- **TASK REQUIREMENTS**:
Your answer must be every record below, written out exactly as it appears.

- **RECORDS PROVIDED**:
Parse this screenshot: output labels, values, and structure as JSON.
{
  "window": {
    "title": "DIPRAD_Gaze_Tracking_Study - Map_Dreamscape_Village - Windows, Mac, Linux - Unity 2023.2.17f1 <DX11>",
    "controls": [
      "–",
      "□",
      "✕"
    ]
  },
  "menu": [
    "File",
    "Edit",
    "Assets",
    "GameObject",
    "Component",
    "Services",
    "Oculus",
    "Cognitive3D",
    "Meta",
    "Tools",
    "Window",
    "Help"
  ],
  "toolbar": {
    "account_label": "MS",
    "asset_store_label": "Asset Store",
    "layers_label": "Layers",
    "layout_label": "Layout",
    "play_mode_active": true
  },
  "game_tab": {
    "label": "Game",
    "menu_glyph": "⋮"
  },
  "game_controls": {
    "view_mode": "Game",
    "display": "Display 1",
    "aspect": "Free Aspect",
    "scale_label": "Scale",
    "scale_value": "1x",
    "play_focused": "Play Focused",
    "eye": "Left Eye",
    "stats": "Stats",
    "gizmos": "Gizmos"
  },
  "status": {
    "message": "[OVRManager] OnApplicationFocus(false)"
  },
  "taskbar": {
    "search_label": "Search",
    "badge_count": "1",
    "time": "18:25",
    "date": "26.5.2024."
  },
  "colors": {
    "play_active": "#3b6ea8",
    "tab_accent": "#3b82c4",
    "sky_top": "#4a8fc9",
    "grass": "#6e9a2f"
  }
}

- **WORKED SOLUTION**:
Parse this screenshot: output labels, values, and structure as JSON.
{
  "window": {
    "title": "DIPRAD_Gaze_Tracking_Study - Map_Dreamscape_Village - Windows, Mac, Linux - Unity 2023.2.17f1 <DX11>",
    "controls": [
      "–",
      "□",
      "✕"
    ]
  },
  "menu": [
    "File",
    "Edit",
    "Assets",
    "GameObject",
    "Component",
    "Services",
    "Oculus",
    "Cognitive3D",
    "Meta",
    "Tools",
    "Window",
    "Help"
  ],
  "toolbar": {
    "account_label": "MS",
    "asset_store_label": "Asset Store",
    "layers_label": "Layers",
    "layout_label": "Layout",
    "play_mode_active": true
  },
  "game_tab": {
    "label": "Game",
    "menu_glyph": "⋮"
  },
  "game_controls": {
    "view_mode": "Game",
    "display": "Display 1",
    "aspect": "Free Aspect",
    "scale_label": "Scale",
    "scale_value": "1x",
    "play_focused": "Play Focused",
    "eye": "Left Eye",
    "stats": "Stats",
    "gizmos": "Gizmos"
  },
  "status": {
    "message": "[OVRManager] OnApplicationFocus(false)"
  },
  "taskbar": {
    "search_label": "Search",
    "badge_count": "1",
    "time": "18:25",
    "date": "26.5.2024."
  },
  "colors": {
    "play_active": "#3b6ea8",
    "tab_accent": "#3b82c4",
    "sky_top": "#4a8fc9",
    "grass": "#6e9a2f"
  }
}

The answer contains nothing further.